The true power of ML is its ability to find patterns and relationships between events and actions by processing enormous amounts of data and analysing dozens of variables. In the context of project management, the data and variables used by ML can include: who is working on a project, their past performance history, how quickly tasks are being closed, who is the manager, along with the history of similar projects and the project message history.
After processing and analysing all of this data (ideally at least 6-8 months’ worth), the ML-powered solution can inform the Project Manager of the most likely project end date and its confidence in this prediction. Even just having a range of several days in which a Project Manager can expect a project to be completed is hugely beneficial.
They can see early on if there is a high probability of missing their initially planned deadline, allowing them to take corrective actions and potentially save their organisation thousands of pounds in contractual obligations, overtime payments, and unhappy clients.
AI can also help teams avoid snowballing problems by identifying bottlenecks within processes, bringing these to the attention of Project Managers, who can then act on them to avoid serious delays down the line.
For example, the technology may show the Project Manager that during the legal approval stage in April there’s usually a high chance of a delay, meaning it’s better to initiate the legal review earlier to minimise risk and avoid overall project delay.
AI systems can also help Project Managers in their decision-making by clearing through the abundance of data and showing them trends that could be critical to the organisation, but are hard for humans to identify on their own.

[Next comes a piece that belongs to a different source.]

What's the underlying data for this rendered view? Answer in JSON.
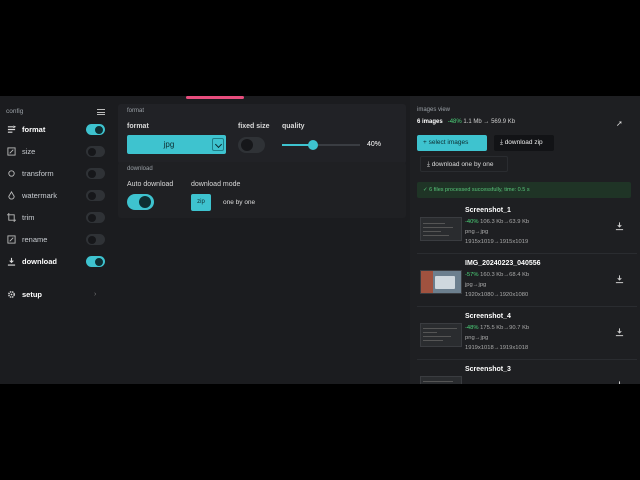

The same can be done with resource engagement: AI can indicate to Project Managers at which stages of the project they are likely to need to scale up or down their resources, again allowing for optimised planning.
In addition, Machine Learning has the power to help Project Managers ensure that they have the right people working on their projects. Getting the best team for the job at hand is crucial to making sure projects remain on track and are executed successfully. Here, ML can again delve into the history of past projects to figure out who is best for what role based on the success of past tasks that they worked on.
AI for improved efficiency
A significant amount of the work that Project Managers do is routine checking on the status of tasks, be it by email, phone, or in-person, or even arranging meetings themselves. Small tasks like these add up to a huge amount of the Project Manager’s time, taking it away from higher-value activities like team management and leadership, or strategic planning.
Luckily, AI solutions exist that can automate these tasks. For example, an AI-powered chatbot can act on the Project Manager’s behalf, and contact each team member to confirm the status of tasks and ask about any potential problems.
The use of these systems not only saves team members’ time, but it also eliminates human error and helps to ensure no stone is left unturned on the status of tasks and possible problems.
Not only this, but intelligent bots are also able to automate duties such as project documentation and quality check activities. Again, this removes the potential for human error, and drastically cuts costs and time spent on low-level administrative tasks.
Far from automating away the crucial roles of managers and their team members, AI and ML are here to give them invaluable predictive capabilities, and take off their hands tasks that don’t require skilled attention.
And with the rapid rise of AI and ML across countless industries and organisations, Project Managers that don’t want to get left behind have no reason not to integrate these technologies to improve productivity and efficiency across the board.
Vadim Katcherovski is CEO of Easy Projects.